= Try it =
Give back exactly the line that contains "What's the underlying" and all the lines after it in the records below, to the very last, with no other output.

= Records for this task =
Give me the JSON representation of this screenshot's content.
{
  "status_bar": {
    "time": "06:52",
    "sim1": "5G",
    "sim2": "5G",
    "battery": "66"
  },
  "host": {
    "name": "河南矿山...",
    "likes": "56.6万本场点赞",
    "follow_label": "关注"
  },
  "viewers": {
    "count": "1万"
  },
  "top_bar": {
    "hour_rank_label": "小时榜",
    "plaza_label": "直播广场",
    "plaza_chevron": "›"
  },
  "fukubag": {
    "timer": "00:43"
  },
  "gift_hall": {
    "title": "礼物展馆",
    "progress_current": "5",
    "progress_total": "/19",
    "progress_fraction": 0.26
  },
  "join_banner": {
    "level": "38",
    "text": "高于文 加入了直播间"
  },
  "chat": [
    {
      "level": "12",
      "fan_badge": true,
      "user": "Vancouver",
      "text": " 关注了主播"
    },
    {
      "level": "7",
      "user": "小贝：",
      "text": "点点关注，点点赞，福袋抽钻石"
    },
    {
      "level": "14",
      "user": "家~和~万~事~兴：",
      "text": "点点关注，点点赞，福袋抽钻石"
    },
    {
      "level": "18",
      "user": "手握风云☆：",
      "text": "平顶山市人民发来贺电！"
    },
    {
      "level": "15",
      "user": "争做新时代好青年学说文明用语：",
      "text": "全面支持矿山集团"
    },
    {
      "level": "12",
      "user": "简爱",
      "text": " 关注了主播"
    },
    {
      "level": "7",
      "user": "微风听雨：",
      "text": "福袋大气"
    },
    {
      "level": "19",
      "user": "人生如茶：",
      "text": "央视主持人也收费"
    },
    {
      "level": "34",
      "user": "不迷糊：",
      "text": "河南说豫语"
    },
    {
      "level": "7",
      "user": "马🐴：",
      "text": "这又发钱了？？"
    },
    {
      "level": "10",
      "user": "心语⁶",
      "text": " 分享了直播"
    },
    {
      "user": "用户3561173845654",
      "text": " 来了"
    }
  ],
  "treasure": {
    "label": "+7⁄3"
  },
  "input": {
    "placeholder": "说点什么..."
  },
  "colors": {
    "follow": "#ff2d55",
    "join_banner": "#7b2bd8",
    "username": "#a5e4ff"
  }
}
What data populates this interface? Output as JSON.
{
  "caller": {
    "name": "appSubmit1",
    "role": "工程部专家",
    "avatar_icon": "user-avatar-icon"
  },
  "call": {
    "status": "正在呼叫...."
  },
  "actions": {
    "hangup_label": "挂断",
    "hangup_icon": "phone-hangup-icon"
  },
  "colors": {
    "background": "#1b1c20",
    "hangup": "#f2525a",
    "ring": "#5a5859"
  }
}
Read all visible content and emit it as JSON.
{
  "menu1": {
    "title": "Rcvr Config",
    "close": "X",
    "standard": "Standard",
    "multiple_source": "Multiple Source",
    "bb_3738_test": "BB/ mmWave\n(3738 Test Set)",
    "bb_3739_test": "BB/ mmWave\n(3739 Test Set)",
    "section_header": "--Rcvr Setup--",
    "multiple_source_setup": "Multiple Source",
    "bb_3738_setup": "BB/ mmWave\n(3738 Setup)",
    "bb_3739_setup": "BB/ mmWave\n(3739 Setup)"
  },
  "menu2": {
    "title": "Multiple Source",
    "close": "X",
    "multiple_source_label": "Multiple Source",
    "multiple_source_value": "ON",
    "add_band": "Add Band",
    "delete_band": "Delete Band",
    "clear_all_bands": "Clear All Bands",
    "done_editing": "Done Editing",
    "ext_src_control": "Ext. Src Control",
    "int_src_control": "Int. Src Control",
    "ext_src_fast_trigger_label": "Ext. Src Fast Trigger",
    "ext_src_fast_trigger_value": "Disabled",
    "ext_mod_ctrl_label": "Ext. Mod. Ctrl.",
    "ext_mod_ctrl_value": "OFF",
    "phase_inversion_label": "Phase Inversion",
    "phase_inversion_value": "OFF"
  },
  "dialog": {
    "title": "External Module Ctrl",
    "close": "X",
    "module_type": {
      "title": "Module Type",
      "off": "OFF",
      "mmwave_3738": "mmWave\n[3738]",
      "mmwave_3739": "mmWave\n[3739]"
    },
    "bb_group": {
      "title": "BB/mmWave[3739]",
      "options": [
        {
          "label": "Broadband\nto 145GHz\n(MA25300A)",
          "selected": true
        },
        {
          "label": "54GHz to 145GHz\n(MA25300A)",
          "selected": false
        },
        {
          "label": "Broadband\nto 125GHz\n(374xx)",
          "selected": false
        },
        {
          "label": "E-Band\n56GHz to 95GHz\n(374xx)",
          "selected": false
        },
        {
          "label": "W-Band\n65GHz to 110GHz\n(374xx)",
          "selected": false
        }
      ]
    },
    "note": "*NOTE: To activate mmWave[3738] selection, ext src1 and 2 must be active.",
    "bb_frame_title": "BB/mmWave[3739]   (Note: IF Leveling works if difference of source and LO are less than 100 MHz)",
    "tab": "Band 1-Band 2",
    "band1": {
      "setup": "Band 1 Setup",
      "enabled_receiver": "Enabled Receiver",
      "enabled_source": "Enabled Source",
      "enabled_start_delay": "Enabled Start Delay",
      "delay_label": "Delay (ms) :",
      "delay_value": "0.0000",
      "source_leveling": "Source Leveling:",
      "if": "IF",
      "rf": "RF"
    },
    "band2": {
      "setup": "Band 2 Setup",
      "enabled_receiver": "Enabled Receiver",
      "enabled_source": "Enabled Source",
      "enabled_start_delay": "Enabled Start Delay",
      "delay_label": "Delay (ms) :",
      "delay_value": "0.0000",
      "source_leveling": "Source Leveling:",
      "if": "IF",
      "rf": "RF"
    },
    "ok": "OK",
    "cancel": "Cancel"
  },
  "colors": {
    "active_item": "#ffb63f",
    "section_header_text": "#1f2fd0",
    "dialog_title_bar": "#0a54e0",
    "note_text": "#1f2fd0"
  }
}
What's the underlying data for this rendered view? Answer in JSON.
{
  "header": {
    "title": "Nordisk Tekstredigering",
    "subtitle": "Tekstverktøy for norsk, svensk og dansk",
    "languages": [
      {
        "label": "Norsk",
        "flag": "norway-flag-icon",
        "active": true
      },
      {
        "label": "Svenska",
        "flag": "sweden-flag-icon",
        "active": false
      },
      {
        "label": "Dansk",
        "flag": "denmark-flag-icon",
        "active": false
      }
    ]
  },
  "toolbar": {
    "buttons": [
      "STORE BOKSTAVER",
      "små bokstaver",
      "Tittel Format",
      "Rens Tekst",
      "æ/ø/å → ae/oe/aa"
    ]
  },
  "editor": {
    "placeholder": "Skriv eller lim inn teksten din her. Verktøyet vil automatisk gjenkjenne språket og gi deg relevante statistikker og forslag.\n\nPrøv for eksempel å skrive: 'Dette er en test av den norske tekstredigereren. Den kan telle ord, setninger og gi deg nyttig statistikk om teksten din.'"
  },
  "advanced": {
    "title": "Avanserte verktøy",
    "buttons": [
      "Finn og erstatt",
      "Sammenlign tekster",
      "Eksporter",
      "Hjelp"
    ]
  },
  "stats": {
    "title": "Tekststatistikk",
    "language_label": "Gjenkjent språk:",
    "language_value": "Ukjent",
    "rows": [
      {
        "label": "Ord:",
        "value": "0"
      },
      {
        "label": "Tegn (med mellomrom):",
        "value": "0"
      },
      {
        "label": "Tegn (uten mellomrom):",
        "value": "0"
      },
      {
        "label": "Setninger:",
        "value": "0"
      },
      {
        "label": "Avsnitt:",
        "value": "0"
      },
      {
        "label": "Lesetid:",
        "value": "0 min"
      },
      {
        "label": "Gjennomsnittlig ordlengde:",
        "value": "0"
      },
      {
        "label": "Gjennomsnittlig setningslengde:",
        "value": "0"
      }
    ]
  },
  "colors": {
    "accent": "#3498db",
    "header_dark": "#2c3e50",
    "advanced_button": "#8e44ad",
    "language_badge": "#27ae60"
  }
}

= Your response =
What's the underlying data for this rendered view? Answer in JSON.
{
  "header": {
    "title": "Nordisk Tekstredigering",
    "subtitle": "Tekstverktøy for norsk, svensk og dansk",
    "languages": [
      {
        "label": "Norsk",
        "flag": "norway-flag-icon",
        "active": true
      },
      {
        "label": "Svenska",
        "flag": "sweden-flag-icon",
        "active": false
      },
      {
        "label": "Dansk",
        "flag": "denmark-flag-icon",
        "active": false
      }
    ]
  },
  "toolbar": {
    "buttons": [
      "STORE BOKSTAVER",
      "små bokstaver",
      "Tittel Format",
      "Rens Tekst",
      "æ/ø/å → ae/oe/aa"
    ]
  },
  "editor": {
    "placeholder": "Skriv eller lim inn teksten din her. Verktøyet vil automatisk gjenkjenne språket og gi deg relevante statistikker og forslag.\n\nPrøv for eksempel å skrive: 'Dette er en test av den norske tekstredigereren. Den kan telle ord, setninger og gi deg nyttig statistikk om teksten din.'"
  },
  "advanced": {
    "title": "Avanserte verktøy",
    "buttons": [
      "Finn og erstatt",
      "Sammenlign tekster",
      "Eksporter",
      "Hjelp"
    ]
  },
  "stats": {
    "title": "Tekststatistikk",
    "language_label": "Gjenkjent språk:",
    "language_value": "Ukjent",
    "rows": [
      {
        "label": "Ord:",
        "value": "0"
      },
      {
        "label": "Tegn (med mellomrom):",
        "value": "0"
      },
      {
        "label": "Tegn (uten mellomrom):",
        "value": "0"
      },
      {
        "label": "Setninger:",
        "value": "0"
      },
      {
        "label": "Avsnitt:",
        "value": "0"
      },
      {
        "label": "Lesetid:",
        "value": "0 min"
      },
      {
        "label": "Gjennomsnittlig ordlengde:",
        "value": "0"
      },
      {
        "label": "Gjennomsnittlig setningslengde:",
        "value": "0"
      }
    ]
  },
  "colors": {
    "accent": "#3498db",
    "header_dark": "#2c3e50",
    "advanced_button": "#8e44ad",
    "language_badge": "#27ae60"
  }
}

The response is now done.